:: Task statement ::
A faithful, complete copy of the records is required.

*** Source information Section Begins ***

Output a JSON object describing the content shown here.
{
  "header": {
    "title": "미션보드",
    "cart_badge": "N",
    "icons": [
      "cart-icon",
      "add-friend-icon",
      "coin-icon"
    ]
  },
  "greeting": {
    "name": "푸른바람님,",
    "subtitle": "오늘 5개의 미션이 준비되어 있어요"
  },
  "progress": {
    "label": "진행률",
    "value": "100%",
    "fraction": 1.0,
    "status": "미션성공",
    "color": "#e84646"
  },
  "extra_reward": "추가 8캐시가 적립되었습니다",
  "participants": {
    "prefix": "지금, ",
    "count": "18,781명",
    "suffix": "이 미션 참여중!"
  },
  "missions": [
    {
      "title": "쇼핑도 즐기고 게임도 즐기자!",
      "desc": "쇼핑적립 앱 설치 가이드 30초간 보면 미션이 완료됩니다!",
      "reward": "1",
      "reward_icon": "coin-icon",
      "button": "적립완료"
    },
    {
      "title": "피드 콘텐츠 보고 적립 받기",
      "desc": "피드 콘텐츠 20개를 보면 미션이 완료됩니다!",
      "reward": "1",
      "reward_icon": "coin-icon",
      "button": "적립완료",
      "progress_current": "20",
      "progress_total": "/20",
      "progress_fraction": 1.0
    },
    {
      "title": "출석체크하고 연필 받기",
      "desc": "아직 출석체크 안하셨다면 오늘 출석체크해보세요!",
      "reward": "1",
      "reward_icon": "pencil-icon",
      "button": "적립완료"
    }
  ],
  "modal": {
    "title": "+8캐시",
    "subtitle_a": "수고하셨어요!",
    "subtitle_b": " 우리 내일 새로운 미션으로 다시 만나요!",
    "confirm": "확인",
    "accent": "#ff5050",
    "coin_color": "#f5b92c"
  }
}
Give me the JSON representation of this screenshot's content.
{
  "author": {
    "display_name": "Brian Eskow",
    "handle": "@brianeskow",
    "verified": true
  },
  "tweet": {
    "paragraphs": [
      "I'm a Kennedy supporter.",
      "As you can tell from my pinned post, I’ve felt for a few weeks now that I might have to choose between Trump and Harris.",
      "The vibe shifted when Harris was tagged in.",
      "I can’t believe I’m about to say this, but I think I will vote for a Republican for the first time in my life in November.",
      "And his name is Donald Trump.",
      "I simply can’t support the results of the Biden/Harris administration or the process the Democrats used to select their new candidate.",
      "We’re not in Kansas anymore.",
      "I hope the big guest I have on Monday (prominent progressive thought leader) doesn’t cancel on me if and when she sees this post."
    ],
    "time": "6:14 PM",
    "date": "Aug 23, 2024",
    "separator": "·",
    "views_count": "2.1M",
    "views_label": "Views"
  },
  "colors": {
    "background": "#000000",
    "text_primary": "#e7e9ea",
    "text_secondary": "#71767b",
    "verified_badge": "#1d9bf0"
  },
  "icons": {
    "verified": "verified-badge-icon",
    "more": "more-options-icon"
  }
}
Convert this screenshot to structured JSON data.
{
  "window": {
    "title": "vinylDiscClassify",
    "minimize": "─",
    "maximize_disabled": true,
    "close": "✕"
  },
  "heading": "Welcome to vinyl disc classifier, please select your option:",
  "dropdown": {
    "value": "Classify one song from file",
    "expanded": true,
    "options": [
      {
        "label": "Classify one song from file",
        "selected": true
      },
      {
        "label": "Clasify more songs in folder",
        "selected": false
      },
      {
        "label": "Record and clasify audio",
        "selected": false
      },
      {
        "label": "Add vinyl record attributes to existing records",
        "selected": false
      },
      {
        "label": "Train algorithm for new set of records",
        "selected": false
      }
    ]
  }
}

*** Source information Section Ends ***

:: Solution to the problem ::
Output a JSON object describing the content shown here.
{
  "header": {
    "title": "미션보드",
    "cart_badge": "N",
    "icons": [
      "cart-icon",
      "add-friend-icon",
      "coin-icon"
    ]
  },
  "greeting": {
    "name": "푸른바람님,",
    "subtitle": "오늘 5개의 미션이 준비되어 있어요"
  },
  "progress": {
    "label": "진행률",
    "value": "100%",
    "fraction": 1.0,
    "status": "미션성공",
    "color": "#e84646"
  },
  "extra_reward": "추가 8캐시가 적립되었습니다",
  "participants": {
    "prefix": "지금, ",
    "count": "18,781명",
    "suffix": "이 미션 참여중!"
  },
  "missions": [
    {
      "title": "쇼핑도 즐기고 게임도 즐기자!",
      "desc": "쇼핑적립 앱 설치 가이드 30초간 보면 미션이 완료됩니다!",
      "reward": "1",
      "reward_icon": "coin-icon",
      "button": "적립완료"
    },
    {
      "title": "피드 콘텐츠 보고 적립 받기",
      "desc": "피드 콘텐츠 20개를 보면 미션이 완료됩니다!",
      "reward": "1",
      "reward_icon": "coin-icon",
      "button": "적립완료",
      "progress_current": "20",
      "progress_total": "/20",
      "progress_fraction": 1.0
    },
    {
      "title": "출석체크하고 연필 받기",
      "desc": "아직 출석체크 안하셨다면 오늘 출석체크해보세요!",
      "reward": "1",
      "reward_icon": "pencil-icon",
      "button": "적립완료"
    }
  ],
  "modal": {
    "title": "+8캐시",
    "subtitle_a": "수고하셨어요!",
    "subtitle_b": " 우리 내일 새로운 미션으로 다시 만나요!",
    "confirm": "확인",
    "accent": "#ff5050",
    "coin_color": "#f5b92c"
  }
}
Give me the JSON representation of this screenshot's content.
{
  "author": {
    "display_name": "Brian Eskow",
    "handle": "@brianeskow",
    "verified": true
  },
  "tweet": {
    "paragraphs": [
      "I'm a Kennedy supporter.",
      "As you can tell from my pinned post, I’ve felt for a few weeks now that I might have to choose between Trump and Harris.",
      "The vibe shifted when Harris was tagged in.",
      "I can’t believe I’m about to say this, but I think I will vote for a Republican for the first time in my life in November.",
      "And his name is Donald Trump.",
      "I simply can’t support the results of the Biden/Harris administration or the process the Democrats used to select their new candidate.",
      "We’re not in Kansas anymore.",
      "I hope the big guest I have on Monday (prominent progressive thought leader) doesn’t cancel on me if and when she sees this post."
    ],
    "time": "6:14 PM",
    "date": "Aug 23, 2024",
    "separator": "·",
    "views_count": "2.1M",
    "views_label": "Views"
  },
  "colors": {
    "background": "#000000",
    "text_primary": "#e7e9ea",
    "text_secondary": "#71767b",
    "verified_badge": "#1d9bf0"
  },
  "icons": {
    "verified": "verified-badge-icon",
    "more": "more-options-icon"
  }
}
Convert this screenshot to structured JSON data.
{
  "window": {
    "title": "vinylDiscClassify",
    "minimize": "─",
    "maximize_disabled": true,
    "close": "✕"
  },
  "heading": "Welcome to vinyl disc classifier, please select your option:",
  "dropdown": {
    "value": "Classify one song from file",
    "expanded": true,
    "options": [
      {
        "label": "Classify one song from file",
        "selected": true
      },
      {
        "label": "Clasify more songs in folder",
        "selected": false
      },
      {
        "label": "Record and clasify audio",
        "selected": false
      },
      {
        "label": "Add vinyl record attributes to existing records",
        "selected": false
      },
      {
        "label": "Train algorithm for new set of records",
        "selected": false
      }
    ]
  }
}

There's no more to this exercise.